For many of us, it seems like the image presented by the media of the “ideal” body type is extremely thin. I agree with this perception, although I am an adult woman who has yet to see a triple-digit number on the scale. Because I recognize that all women do not look like me, and many would not want to.
I didn’t choose to be thin. I’ve just been this way for as long as I can remember. There are people who come up to me while I’m serving myself food and say, “That’s all you’re eating? No wonder you’re so skinny.” As if being skinny is a defective quality and it’s okay to publicly criticize how much food is on my plate or what my body looks like.
Imagine if I went up to that same person and said, “You’re eating all that food? No wonder you’re so fat.” That would not be okay. And neither is their unsolicited commentary on what they think of my eating habits or weight.
The sad thing is, I know that some of the same people who are quick to comment negatively about my weight now would be the first to find fault with my body if I gained a few pounds.

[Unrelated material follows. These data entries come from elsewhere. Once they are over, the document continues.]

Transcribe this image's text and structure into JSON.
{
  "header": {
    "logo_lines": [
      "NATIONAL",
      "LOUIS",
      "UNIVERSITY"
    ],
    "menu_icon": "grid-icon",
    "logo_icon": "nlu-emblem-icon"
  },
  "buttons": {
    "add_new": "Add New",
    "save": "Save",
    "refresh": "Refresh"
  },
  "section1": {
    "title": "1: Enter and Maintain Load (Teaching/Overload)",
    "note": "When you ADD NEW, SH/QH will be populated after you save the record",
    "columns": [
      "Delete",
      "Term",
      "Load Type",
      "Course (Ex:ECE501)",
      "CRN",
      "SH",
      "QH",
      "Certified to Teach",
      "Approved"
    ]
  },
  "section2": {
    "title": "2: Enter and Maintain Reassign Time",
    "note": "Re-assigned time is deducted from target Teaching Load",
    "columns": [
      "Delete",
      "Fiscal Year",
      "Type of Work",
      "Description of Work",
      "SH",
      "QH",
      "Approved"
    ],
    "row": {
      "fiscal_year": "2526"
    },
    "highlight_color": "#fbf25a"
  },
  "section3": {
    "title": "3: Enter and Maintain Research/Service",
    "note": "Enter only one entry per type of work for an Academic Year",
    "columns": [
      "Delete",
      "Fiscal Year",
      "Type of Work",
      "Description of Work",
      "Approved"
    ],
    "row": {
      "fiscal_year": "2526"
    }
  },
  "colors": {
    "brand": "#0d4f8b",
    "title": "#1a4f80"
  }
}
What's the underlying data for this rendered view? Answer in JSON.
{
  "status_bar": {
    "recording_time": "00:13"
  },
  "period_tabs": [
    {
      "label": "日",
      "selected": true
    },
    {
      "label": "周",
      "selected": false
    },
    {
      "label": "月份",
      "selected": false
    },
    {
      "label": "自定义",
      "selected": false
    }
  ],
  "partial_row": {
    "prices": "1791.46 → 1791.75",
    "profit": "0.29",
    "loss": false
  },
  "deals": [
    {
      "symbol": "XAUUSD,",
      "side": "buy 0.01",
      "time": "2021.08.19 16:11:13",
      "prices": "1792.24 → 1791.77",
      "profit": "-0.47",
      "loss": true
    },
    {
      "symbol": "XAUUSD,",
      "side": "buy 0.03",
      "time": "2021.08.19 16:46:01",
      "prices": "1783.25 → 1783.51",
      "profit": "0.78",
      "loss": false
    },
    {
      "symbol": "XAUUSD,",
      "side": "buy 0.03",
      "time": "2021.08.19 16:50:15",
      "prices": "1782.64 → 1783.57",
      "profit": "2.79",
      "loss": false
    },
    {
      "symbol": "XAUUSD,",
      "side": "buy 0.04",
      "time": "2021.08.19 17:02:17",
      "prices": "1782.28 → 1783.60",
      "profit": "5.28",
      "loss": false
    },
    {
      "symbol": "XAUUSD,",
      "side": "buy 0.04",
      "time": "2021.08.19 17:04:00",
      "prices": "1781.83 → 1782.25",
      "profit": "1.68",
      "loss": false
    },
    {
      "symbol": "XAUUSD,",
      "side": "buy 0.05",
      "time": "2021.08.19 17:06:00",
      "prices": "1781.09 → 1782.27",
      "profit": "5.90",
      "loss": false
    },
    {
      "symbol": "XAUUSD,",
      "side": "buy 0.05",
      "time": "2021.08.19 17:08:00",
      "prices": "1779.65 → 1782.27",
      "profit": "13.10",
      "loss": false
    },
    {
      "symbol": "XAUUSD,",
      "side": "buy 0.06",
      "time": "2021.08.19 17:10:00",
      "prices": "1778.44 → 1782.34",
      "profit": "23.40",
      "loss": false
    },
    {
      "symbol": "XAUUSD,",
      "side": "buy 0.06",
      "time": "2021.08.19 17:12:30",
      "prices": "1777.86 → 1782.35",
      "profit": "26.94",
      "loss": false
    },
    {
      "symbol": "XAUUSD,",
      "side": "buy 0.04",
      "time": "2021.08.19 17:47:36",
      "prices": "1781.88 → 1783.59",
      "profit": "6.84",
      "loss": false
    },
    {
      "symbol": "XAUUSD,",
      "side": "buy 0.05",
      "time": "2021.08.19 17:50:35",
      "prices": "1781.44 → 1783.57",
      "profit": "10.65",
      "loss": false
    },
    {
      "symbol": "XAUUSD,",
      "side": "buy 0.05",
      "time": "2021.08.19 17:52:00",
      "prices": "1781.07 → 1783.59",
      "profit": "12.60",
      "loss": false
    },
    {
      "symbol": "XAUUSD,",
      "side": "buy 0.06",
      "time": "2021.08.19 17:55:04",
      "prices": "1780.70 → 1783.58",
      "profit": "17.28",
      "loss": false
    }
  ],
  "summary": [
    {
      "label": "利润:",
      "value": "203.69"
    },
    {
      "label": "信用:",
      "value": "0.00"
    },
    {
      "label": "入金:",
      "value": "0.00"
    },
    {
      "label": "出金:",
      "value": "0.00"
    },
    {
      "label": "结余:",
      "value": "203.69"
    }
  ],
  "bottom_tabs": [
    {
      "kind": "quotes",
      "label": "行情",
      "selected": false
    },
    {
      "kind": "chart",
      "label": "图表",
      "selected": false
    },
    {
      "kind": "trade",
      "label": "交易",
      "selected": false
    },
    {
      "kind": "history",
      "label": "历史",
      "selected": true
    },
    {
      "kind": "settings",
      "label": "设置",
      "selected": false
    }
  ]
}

I’ve seen thin women gain weight and then say that they no longer feel as confident or attractive, even if they’re healthier now than they were before. Or that their moms are telling them to lose the weight they gained, so that they can get married (don’t even get me started on that!).
I’ve also had countless women come up to me and tell me about how they used to be as slim as I am…before they had four children. And I’m just thinking about how sad it is that this woman gave birth to beautiful little human beings and is now feeling bad that her body doesn’t look the same as it did before it went through that strain. She produced a miracle, yet is feeling ashamed of the toll it took on her body.
Women deal with enough pressure as it is, without getting scrutinized by each other in this way. We really owe it to each other to not put one another down, especially for something as superficial as body weight, or our looks in general. The only person who should be commenting on a woman’s weight is their doctor, for the purpose of keeping them healthy.
If there’s one message I can give to the women and girls out there about their bodies, based on my experiences, it would be this: Enjoy your life. Eat delicious food. Exercise. Appreciate your body and take care of it. Worry less about how many pounds you weigh and more about how healthy and energetic you feel. Look in the mirror and remind yourself that you’re beautiful. Spread that positivity to others and don’t hold back from giving compliments. Smile in the face of those body-shamers while continuing to live as you want to. You can’t make everyone happy all the time and that’s okay.